# TASK DETAILS
Go over the data and keep only the lines that include "Graphic".

Items from an interface collection:
=== Begin Enclosure ===

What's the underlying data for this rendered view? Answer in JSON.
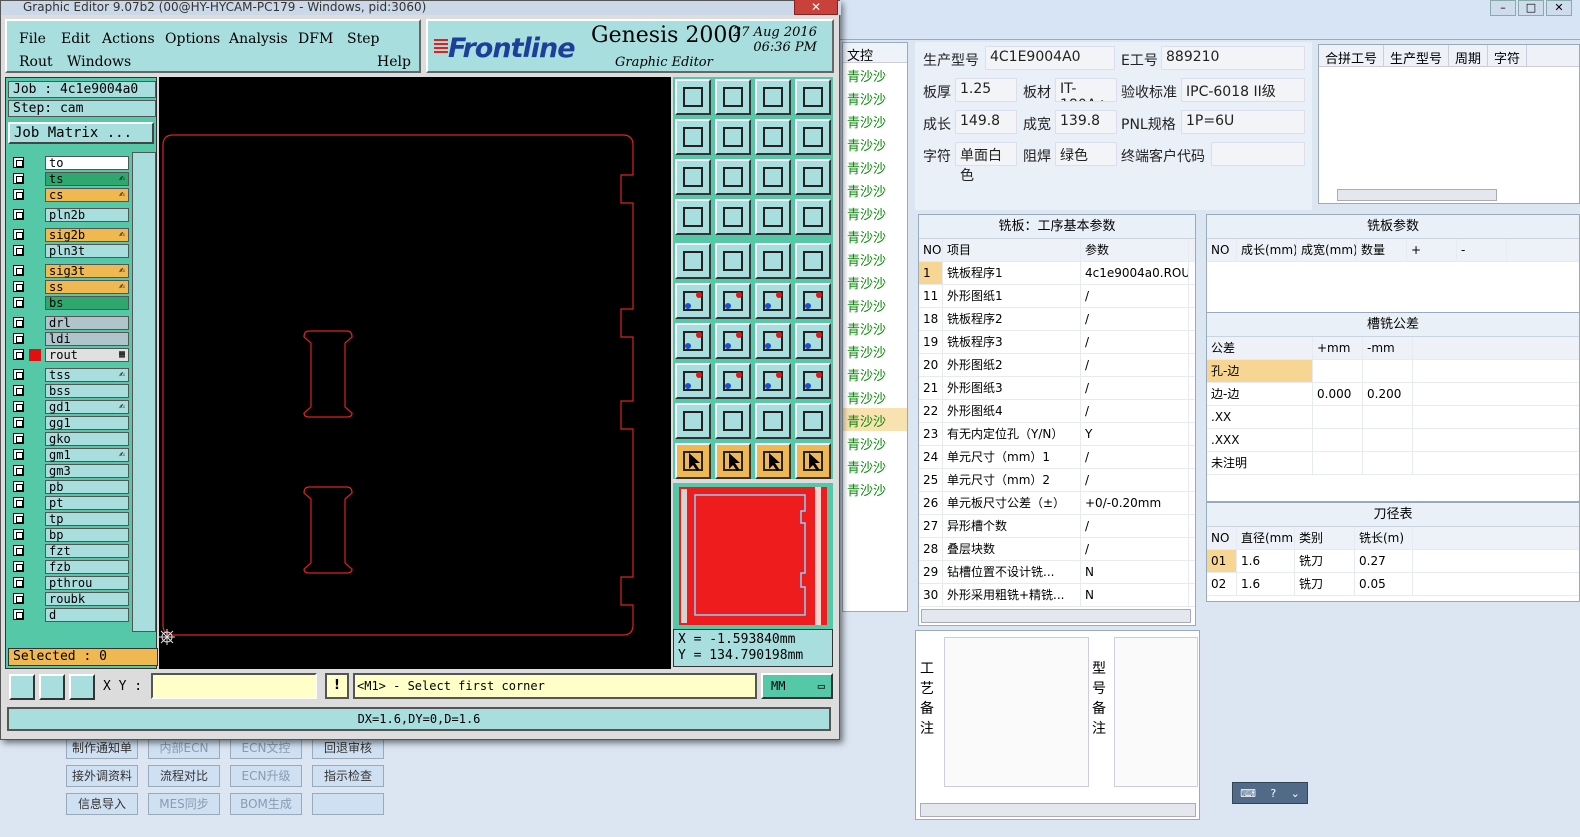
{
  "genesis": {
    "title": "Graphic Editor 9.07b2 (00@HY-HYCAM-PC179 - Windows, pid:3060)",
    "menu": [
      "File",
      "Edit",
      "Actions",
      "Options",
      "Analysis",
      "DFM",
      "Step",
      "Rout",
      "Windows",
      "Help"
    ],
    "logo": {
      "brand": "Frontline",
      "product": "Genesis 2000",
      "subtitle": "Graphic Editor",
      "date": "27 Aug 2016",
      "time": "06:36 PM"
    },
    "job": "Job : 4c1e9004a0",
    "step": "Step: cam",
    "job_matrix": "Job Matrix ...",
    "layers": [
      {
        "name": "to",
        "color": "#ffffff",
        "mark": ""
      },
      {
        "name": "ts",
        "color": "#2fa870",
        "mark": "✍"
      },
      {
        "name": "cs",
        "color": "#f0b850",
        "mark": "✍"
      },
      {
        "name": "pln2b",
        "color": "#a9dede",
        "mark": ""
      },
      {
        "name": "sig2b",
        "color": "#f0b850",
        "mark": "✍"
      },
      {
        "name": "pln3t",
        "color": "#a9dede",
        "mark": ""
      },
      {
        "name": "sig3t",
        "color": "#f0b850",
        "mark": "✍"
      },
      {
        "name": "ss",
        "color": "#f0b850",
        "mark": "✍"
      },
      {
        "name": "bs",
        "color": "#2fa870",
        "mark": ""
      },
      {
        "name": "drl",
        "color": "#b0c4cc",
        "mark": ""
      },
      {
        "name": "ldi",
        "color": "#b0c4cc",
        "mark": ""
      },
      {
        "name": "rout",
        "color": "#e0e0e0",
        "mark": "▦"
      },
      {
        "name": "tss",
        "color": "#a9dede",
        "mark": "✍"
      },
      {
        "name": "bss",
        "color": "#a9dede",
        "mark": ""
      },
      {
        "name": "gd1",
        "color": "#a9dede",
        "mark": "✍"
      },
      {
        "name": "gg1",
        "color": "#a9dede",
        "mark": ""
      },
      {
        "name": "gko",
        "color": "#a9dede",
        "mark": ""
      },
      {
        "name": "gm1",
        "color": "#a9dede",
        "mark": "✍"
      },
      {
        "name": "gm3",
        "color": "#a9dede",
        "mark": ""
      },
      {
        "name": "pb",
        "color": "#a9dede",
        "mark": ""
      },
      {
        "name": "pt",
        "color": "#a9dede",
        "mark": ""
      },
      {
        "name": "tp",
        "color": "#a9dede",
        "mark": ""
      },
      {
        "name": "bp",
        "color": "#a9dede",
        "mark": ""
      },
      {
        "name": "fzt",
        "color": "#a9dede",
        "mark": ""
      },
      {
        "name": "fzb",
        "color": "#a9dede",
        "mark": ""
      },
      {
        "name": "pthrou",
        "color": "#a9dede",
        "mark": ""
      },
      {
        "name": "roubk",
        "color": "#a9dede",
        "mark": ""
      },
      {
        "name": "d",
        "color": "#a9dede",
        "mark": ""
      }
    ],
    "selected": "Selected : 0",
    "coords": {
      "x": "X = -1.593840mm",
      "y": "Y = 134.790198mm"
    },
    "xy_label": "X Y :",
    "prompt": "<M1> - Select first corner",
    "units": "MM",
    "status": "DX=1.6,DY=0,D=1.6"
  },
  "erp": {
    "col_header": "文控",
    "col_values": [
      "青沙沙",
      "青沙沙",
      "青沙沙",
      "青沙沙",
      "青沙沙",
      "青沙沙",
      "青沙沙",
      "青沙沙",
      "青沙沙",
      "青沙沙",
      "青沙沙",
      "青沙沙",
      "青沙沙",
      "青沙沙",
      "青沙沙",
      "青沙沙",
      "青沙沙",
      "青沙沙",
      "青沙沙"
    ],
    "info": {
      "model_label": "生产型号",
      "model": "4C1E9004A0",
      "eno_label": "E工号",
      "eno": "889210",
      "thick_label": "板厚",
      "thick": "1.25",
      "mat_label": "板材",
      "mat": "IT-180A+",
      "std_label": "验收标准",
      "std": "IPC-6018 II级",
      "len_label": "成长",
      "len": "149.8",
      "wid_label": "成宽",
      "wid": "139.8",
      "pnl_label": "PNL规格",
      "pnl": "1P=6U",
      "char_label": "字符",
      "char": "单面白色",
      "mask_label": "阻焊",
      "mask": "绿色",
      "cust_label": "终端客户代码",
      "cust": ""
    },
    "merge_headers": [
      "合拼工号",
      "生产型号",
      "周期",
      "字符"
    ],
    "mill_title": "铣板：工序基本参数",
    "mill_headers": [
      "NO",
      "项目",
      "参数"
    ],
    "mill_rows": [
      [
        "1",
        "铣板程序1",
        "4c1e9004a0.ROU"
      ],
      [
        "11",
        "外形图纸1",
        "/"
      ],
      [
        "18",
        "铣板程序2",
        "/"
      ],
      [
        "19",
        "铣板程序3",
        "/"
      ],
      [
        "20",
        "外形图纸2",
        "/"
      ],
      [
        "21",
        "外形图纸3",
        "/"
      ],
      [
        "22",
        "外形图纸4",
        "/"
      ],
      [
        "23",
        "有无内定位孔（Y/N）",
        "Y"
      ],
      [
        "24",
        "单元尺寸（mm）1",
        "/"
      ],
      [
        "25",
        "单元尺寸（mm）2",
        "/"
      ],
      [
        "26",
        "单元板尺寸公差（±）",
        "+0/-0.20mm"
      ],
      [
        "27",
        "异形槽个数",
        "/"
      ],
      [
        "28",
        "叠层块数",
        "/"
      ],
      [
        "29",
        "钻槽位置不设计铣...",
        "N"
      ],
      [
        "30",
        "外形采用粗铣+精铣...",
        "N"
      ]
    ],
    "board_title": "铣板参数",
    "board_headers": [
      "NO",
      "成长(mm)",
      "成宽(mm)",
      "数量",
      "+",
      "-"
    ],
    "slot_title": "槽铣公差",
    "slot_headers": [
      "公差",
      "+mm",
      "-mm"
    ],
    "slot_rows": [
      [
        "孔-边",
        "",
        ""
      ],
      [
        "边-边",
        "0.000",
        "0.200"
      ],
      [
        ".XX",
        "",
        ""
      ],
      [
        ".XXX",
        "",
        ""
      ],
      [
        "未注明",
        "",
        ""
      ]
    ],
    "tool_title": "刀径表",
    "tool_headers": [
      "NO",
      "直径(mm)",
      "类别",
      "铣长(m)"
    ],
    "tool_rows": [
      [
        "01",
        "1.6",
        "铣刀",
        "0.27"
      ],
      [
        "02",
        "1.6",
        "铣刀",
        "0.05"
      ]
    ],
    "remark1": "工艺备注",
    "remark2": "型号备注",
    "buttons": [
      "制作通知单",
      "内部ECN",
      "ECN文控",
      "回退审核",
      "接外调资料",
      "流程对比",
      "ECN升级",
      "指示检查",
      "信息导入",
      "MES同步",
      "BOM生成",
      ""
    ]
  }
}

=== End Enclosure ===

# ANSWER BOX
    "title": "Graphic Editor 9.07b2 (00@HY-HYCAM-PC179 - Windows, pid:3060)",
      "subtitle": "Graphic Editor",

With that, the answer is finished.